**REQUIREMENT:**
In the data that follows, count the lines in which the word "desktop" occurs, and report that figure alone.

═══ INPUT DATA ═══

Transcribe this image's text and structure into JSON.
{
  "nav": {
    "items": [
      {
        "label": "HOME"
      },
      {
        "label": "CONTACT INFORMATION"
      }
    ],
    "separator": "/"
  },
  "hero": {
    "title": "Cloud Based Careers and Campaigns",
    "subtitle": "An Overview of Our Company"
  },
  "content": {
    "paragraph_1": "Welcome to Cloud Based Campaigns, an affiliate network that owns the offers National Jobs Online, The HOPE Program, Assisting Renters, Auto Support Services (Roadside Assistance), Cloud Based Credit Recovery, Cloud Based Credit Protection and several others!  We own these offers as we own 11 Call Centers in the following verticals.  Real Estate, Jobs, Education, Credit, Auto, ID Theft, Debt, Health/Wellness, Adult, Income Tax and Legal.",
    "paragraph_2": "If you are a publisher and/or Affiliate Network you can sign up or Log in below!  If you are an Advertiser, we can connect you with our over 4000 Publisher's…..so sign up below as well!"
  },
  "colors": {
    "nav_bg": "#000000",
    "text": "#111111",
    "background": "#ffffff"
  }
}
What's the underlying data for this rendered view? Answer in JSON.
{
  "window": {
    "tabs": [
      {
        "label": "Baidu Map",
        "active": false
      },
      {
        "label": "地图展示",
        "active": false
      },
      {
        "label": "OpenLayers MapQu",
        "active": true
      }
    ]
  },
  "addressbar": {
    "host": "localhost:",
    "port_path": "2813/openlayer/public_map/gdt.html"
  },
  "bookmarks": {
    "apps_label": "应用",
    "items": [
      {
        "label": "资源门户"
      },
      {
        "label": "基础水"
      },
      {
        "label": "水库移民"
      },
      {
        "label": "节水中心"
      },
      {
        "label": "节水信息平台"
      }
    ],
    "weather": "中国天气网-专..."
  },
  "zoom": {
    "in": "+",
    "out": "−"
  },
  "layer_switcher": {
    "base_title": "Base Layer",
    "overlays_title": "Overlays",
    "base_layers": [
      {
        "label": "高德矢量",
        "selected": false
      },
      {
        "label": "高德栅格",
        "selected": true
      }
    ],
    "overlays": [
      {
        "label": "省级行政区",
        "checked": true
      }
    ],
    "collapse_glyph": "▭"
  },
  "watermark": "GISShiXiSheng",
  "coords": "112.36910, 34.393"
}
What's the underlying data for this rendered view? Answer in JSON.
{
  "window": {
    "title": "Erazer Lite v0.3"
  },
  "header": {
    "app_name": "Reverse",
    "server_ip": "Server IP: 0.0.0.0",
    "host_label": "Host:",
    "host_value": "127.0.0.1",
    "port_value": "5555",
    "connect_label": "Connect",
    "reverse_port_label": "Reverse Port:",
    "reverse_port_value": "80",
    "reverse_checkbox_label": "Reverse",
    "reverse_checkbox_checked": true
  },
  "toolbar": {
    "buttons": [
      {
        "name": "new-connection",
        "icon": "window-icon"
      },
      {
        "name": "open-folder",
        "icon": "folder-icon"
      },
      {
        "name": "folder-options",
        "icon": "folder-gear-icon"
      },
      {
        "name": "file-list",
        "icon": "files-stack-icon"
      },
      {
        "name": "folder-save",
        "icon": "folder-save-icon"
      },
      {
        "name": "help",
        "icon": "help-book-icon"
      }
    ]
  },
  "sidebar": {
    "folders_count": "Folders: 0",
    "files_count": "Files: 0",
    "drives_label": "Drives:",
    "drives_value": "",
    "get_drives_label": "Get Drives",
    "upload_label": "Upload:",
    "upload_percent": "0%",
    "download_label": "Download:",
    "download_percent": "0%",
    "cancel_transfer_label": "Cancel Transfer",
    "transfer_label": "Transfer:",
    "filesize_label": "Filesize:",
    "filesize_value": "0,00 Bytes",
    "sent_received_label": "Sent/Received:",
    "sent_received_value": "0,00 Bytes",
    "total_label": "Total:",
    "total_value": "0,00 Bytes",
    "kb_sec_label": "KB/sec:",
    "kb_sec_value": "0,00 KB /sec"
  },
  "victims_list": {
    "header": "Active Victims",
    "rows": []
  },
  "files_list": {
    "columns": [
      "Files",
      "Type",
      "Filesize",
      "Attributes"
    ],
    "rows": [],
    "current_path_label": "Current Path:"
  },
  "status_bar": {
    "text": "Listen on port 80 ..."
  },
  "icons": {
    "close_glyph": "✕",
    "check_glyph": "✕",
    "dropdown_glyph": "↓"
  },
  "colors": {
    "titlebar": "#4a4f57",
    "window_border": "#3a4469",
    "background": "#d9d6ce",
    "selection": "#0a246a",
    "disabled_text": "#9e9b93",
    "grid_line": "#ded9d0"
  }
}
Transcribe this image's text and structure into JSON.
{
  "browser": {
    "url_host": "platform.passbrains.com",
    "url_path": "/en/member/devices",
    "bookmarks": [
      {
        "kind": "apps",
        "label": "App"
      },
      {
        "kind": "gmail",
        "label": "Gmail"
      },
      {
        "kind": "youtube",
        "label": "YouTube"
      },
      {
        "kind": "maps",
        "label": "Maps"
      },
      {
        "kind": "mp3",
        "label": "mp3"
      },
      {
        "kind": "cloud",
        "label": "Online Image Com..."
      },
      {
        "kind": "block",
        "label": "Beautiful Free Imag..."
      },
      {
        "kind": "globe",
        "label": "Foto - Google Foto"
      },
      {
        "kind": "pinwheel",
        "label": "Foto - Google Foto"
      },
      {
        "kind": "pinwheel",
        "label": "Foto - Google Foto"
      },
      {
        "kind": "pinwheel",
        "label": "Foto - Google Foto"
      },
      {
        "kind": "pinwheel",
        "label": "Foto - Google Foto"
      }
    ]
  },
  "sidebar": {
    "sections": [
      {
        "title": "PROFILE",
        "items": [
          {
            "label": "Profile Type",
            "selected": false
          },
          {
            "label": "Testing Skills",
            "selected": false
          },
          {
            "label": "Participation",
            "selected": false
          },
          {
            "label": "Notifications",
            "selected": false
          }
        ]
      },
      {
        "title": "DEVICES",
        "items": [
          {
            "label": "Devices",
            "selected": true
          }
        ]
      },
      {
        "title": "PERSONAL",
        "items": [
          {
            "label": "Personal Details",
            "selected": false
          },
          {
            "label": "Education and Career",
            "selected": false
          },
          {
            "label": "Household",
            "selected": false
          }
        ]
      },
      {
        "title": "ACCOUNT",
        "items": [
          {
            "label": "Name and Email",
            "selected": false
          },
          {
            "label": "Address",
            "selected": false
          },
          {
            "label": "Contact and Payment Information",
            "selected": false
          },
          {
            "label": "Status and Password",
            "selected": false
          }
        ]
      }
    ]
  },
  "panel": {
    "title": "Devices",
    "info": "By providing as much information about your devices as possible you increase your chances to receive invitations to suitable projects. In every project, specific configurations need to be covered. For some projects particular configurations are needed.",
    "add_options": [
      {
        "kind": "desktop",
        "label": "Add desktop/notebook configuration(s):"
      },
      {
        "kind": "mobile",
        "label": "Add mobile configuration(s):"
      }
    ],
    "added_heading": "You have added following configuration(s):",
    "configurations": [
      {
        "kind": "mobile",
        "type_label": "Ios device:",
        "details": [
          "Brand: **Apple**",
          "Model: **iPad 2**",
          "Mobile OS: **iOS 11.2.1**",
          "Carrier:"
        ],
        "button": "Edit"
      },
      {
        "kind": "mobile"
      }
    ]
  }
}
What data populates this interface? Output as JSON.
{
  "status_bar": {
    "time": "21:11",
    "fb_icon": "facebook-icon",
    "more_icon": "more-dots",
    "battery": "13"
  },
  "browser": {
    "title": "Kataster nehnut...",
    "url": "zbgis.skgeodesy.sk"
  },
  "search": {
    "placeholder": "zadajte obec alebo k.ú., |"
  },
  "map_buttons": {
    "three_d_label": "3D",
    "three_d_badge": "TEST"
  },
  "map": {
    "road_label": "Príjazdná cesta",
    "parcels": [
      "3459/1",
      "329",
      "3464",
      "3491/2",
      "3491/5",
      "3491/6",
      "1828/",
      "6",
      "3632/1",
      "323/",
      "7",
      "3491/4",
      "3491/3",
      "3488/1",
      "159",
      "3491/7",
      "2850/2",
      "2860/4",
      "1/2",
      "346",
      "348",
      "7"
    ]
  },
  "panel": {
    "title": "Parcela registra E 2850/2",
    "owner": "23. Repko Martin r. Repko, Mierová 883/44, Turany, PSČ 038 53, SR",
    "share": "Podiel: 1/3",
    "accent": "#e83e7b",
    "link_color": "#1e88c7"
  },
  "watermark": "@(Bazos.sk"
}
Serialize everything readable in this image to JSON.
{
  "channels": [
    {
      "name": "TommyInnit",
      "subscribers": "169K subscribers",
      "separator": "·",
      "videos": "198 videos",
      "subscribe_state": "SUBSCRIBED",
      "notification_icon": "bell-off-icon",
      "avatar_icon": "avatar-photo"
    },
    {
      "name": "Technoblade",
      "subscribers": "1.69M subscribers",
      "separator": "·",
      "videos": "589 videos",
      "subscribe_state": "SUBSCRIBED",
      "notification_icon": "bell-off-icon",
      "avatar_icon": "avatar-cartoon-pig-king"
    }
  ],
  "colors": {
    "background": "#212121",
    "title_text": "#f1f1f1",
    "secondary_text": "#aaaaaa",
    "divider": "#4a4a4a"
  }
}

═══

**EXERCISE OUTPUT:**
2